On the Way to Harmony

By David Almack

Adapted from David’s blog, “FaithLit” with permission.  See the full blog here.

Driving to work one day recently, I noticed a sign proclaiming, “Harmony Township”. Sure enough, there is a place in rural NJ really called Harmony. The area is quite beautiful as you pass pastoral farmland and houses set back from the road with trees that seem to welcome you. I could believe that the people here really do live in harmony. What is there to fight about in a place like this?

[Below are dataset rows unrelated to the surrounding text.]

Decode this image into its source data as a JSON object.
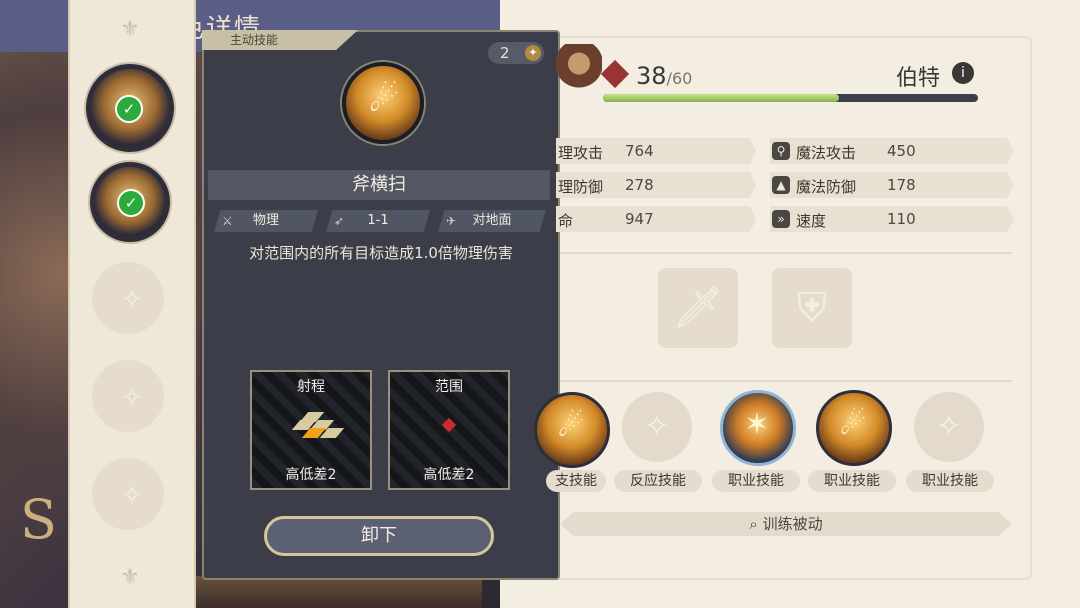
{
  "background_title": "角色详情",
  "left_slots": [
    {
      "state": "equipped",
      "check": "✓"
    },
    {
      "state": "equipped",
      "check": "✓"
    },
    {
      "state": "empty"
    },
    {
      "state": "empty"
    },
    {
      "state": "empty"
    }
  ],
  "skill_panel": {
    "tag": "主动技能",
    "level": "2",
    "name": "斧横扫",
    "attributes": {
      "damage_type": "物理",
      "range": "1-1",
      "target": "对地面"
    },
    "description": "对范围内的所有目标造成1.0倍物理伤害",
    "range_box": {
      "title": "射程",
      "footer": "高低差2"
    },
    "area_box": {
      "title": "范围",
      "footer": "高低差2"
    },
    "unequip_label": "卸下"
  },
  "hero": {
    "level": "38",
    "level_max": "/60",
    "name": "伯特",
    "xp_fraction": 0.63
  },
  "stats": [
    {
      "label": "理攻击",
      "value": "764"
    },
    {
      "label": "魔法攻击",
      "value": "450"
    },
    {
      "label": "理防御",
      "value": "278"
    },
    {
      "label": "魔法防御",
      "value": "178"
    },
    {
      "label": "命",
      "value": "947"
    },
    {
      "label": "速度",
      "value": "110"
    }
  ],
  "passive_labels": [
    "支技能",
    "反应技能",
    "职业技能",
    "职业技能",
    "职业技能"
  ],
  "train_label": "训练被动",
  "colors": {
    "panel": "#3b3e49",
    "accent_gold": "#d6c89a",
    "xp_green": "#86b34d",
    "check_green": "#2cab3a"
  }
}
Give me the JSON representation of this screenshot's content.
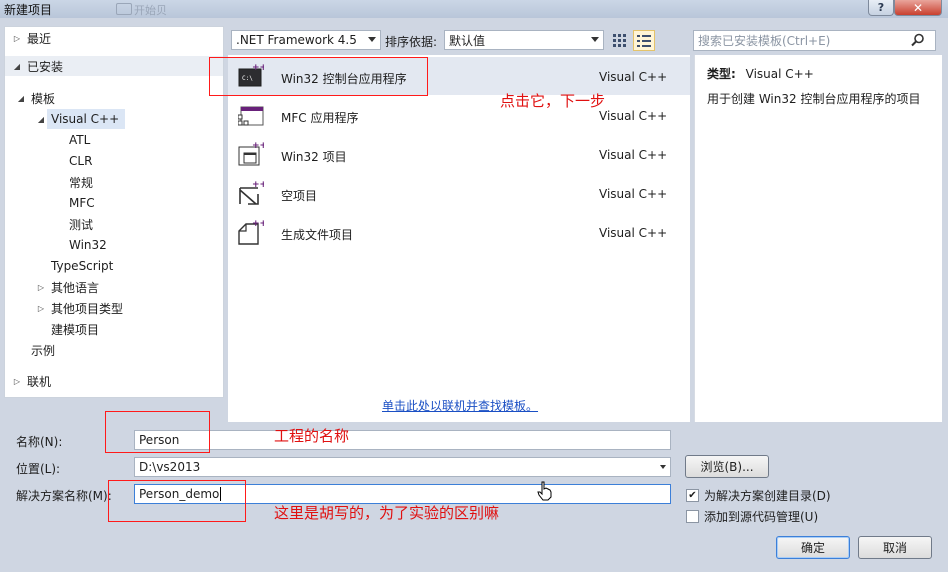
{
  "window": {
    "title": "新建项目",
    "ghost_tab": "开始贝",
    "help_label": "?",
    "close_label": "✕"
  },
  "nav": {
    "recent": "最近",
    "installed": "已安装",
    "templates": "模板",
    "visual_cpp": "Visual C++",
    "atl": "ATL",
    "clr": "CLR",
    "general": "常规",
    "mfc": "MFC",
    "test": "测试",
    "win32": "Win32",
    "typescript": "TypeScript",
    "other_languages": "其他语言",
    "other_project_types": "其他项目类型",
    "modeling_projects": "建模项目",
    "samples": "示例",
    "online": "联机"
  },
  "toolbar": {
    "framework": ".NET Framework 4.5",
    "sort_label": "排序依据:",
    "sort_value": "默认值",
    "search_placeholder": "搜索已安装模板(Ctrl+E)"
  },
  "templates": [
    {
      "name": "Win32 控制台应用程序",
      "lang": "Visual C++",
      "icon": "console-app-icon"
    },
    {
      "name": "MFC 应用程序",
      "lang": "Visual C++",
      "icon": "mfc-app-icon"
    },
    {
      "name": "Win32 项目",
      "lang": "Visual C++",
      "icon": "win32-project-icon"
    },
    {
      "name": "空项目",
      "lang": "Visual C++",
      "icon": "empty-project-icon"
    },
    {
      "name": "生成文件项目",
      "lang": "Visual C++",
      "icon": "makefile-project-icon"
    }
  ],
  "online_link": "单击此处以联机并查找模板。",
  "description": {
    "type_label": "类型:",
    "type_value": "Visual C++",
    "text": "用于创建 Win32 控制台应用程序的项目"
  },
  "form": {
    "name_label": "名称(N):",
    "name_value": "Person",
    "location_label": "位置(L):",
    "location_value": "D:\\vs2013",
    "solution_label": "解决方案名称(M):",
    "solution_value": "Person_demo",
    "browse_label": "浏览(B)...",
    "create_dir_label": "为解决方案创建目录(D)",
    "create_dir_checked": true,
    "source_control_label": "添加到源代码管理(U)",
    "source_control_checked": false,
    "ok_label": "确定",
    "cancel_label": "取消"
  },
  "annotations": {
    "click_next": "点击它，下一步",
    "project_name": "工程的名称",
    "solution_note": "这里是胡写的，为了实验的区别嘛"
  },
  "colors": {
    "annotation_red": "#ff1a1a",
    "link_blue": "#1a4fc4",
    "dialog_bg": "#cfd6e2"
  }
}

And yet, in order to get to this place called “Harmony”, I have to travel on the death trap known as Route 22 through Allentown and Easton. In two weeks of commuting, I have seen at least five accidents complete with vehicle debris to be avoided. The highway seems to be one long work zone with varying posted speeds and I suppose people just aren’t paying attention. When an accident happens, traffic backs up and people don’t seem quite so harmonious.

Life is a lot like this. We all want to live in that beautiful state of harmony, but we often find ourselves in a traffic jam of conflicting opinions and impatience with whoever is in our way. How did we get here, where attacking another person’s perspective or their character is our first course of action? How did we decide that if someone belongs to another group, whatever it may be, they are wrong and worthy of our derision? What leads us to criticize first and ask questions later? I think it might be the same thing that causes so many automobile accidents – simply not paying attention.

Recently, I had a meal with a long-time friend I had not seen in a while.   For ten years, we had collaborated on a major music festival and loved hanging out during the year to plan and dream about the next event. I would have said that we were pretty close friends and that we knew a lot about each other.  Eventually, the festival closed and circumstances drew us apart. We wanted to hang out, but we were busy. So I was looking forward to seeing him and getting caught up. This time, though, I decided to make a point of listening more, asking better questions and not making assumptions.

I was astonished at what I learned. I already knew he was a talented engineer, where he went to school and that he was also a great musician. What I didn’t know was how much we actually had in common. He had gone to a boarding school that had prepared him well for college and so had I. He loved books and read widely. So do I. He was challenged by the reality of hitting middle age and so was I. And yet, we also have some differences. He is African American. I am not. He grew up in New York City and I grew up in the Caribbean.  Despite these obvious differences, our commonalities drew us together again. We laughed, commiserated and talked for a long time. I only wish I had arranged this meal a lot sooner.

Paying attention matters. Choosing to listen, asking good questions and not assuming the worst in someone else can change everything. Jesus did this pretty well and is a great role model. He noticed people that others ignored. He chose to go to places where he could learn about how people actually lived and worked.

As I drive to Harmony Township this week, I will be thinking about whom I need to call to ask out for a meal. I look forward to being astonished again.